      Karl Hoffman of Myrtle Beach enjoys hunting, fishing and the kind of active lifestyle that many other 65-year-old retirees might envy.

      He also has stage 4 prostate cancer.

      "I feel great. I have no side effects. I feel absolutely wonderful," Hoffman said.

      Under the direction of Myrtle Beach urologist Dr. Neal Shore, Hoffman has been involved in a trial for a new drug called Enzalutamide.

      The drug recently gained the approval of the Food and Drug Administration. Shore says Enzalutamide, marketed under the trade name Xtandi, is giving new hope for better quality lives to late-stage prostate cancer patients.

      Shore heads the Carolina Urologic Research Center in Myrtle Beach , which was a key site for early testing of Enzalutamide. Shore also co-wrote a paper for the New England Journal of Medicine about it.

      The drug proved to be so effective at extending the lives of late-stage prostate cancer patients, the FDA approved its use after only three months of review, twice as fast as researchers had expected.

      "Because they recognized the unmet need and the importance of getting it out to patients as early as possible," Shore said.

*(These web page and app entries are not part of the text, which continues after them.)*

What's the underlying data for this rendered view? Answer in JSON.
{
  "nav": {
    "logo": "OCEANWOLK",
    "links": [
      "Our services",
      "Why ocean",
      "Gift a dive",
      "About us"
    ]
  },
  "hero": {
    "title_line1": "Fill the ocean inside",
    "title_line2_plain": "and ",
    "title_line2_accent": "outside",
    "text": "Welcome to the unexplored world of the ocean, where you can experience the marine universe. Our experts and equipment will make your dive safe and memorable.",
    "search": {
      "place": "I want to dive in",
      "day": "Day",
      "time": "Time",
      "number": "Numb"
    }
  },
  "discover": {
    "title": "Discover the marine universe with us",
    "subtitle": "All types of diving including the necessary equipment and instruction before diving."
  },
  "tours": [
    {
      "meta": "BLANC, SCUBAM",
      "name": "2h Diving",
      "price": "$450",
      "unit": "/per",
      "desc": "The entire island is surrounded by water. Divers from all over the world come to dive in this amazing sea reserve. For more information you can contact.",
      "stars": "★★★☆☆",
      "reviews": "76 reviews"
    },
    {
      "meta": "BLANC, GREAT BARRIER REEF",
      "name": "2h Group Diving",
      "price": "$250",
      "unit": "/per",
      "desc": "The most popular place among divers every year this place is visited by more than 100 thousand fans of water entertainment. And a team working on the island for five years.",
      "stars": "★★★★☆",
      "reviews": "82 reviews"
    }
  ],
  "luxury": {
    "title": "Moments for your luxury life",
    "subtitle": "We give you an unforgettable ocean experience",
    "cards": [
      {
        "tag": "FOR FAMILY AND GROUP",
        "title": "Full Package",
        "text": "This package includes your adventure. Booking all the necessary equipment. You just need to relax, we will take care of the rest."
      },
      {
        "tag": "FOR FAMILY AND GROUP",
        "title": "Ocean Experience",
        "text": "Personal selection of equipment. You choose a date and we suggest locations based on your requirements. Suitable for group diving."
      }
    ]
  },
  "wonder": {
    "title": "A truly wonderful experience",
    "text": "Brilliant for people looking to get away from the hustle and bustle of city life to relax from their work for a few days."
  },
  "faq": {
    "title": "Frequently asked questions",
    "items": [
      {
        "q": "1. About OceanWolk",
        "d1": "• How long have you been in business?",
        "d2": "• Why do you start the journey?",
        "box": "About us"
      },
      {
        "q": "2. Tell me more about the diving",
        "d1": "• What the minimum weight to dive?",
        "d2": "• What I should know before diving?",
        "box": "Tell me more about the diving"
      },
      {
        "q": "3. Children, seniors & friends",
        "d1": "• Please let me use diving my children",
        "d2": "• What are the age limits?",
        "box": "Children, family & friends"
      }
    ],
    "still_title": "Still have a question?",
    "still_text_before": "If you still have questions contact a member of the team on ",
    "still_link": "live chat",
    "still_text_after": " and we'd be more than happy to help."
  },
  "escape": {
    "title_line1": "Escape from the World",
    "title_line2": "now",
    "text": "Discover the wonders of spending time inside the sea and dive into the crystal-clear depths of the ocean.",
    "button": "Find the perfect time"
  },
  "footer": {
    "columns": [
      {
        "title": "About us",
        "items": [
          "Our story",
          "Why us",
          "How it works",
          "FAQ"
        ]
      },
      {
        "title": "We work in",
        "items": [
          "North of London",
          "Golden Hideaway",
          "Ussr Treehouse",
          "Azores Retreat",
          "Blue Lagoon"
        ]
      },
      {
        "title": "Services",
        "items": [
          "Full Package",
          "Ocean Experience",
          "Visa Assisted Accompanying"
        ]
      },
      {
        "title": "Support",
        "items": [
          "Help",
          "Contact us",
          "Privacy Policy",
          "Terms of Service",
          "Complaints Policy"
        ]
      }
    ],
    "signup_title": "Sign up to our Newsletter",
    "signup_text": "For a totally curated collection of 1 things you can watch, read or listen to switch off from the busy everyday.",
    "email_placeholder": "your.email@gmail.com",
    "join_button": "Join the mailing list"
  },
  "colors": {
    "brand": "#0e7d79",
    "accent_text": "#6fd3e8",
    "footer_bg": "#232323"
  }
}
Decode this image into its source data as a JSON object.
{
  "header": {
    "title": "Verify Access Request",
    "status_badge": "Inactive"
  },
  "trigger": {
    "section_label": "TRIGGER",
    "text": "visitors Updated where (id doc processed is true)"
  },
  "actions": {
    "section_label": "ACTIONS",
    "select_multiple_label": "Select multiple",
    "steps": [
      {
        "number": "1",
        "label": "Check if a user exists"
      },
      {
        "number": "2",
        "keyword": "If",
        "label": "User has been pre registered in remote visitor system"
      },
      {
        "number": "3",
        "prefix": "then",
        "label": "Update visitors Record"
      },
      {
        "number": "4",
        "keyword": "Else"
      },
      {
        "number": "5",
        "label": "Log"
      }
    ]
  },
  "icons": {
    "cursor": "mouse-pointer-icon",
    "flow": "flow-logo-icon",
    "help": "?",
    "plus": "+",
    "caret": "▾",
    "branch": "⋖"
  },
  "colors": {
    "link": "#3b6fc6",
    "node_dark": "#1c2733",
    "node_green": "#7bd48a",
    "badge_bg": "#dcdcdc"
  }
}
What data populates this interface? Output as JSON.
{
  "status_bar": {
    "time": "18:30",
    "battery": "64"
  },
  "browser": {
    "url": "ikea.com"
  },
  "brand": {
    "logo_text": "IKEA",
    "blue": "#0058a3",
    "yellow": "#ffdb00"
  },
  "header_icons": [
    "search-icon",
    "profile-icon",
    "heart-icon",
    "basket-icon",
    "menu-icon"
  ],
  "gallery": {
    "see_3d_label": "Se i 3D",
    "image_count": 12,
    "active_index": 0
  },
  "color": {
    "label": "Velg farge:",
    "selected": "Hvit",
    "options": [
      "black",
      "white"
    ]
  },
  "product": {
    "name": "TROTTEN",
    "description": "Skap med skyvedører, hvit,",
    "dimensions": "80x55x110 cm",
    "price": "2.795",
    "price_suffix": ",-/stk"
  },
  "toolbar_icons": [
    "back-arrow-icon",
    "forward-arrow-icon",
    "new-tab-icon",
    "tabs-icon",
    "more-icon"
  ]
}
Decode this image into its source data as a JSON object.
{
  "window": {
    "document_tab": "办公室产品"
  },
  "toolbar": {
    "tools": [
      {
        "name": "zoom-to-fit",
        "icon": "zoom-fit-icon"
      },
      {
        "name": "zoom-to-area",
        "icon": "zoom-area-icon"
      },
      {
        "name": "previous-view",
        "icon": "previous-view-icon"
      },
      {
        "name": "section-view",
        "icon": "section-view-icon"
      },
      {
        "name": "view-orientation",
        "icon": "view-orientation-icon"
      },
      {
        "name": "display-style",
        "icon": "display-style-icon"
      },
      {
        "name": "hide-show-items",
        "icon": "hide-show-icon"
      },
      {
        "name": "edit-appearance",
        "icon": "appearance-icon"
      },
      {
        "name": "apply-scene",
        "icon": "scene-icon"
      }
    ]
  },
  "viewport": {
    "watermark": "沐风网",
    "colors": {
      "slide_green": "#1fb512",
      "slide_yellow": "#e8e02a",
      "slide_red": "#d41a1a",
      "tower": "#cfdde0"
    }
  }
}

      Shore added the drug works by blocking the androgen receptors that are responsible for reproducing prostate cancer cells. He said testing shows the drug can extend the lives of patients by an average of five months, with few side effects.

      Enzalutamide is not a cure, he said, but it is one step toward making prostate cancer into more of a chronic condition, instead of a killer.

      "By chronic disease, as if you have diabetes or high blood pressure or chronic cholesterol elevation," Shore said. "We don't want patients to die of prostate cancer, who have advanced disease. We want them to live with it, enjoy a high quality of life for as long as possible."

      After undergoing chemotherapy and 17 surgeries over a period of 13 years, a good quality of life is something Karl Hoffman says he now enjoys, for the first time in a long time.

      "I've got a much better outlook on life," he said. "I'm looking forward to old age."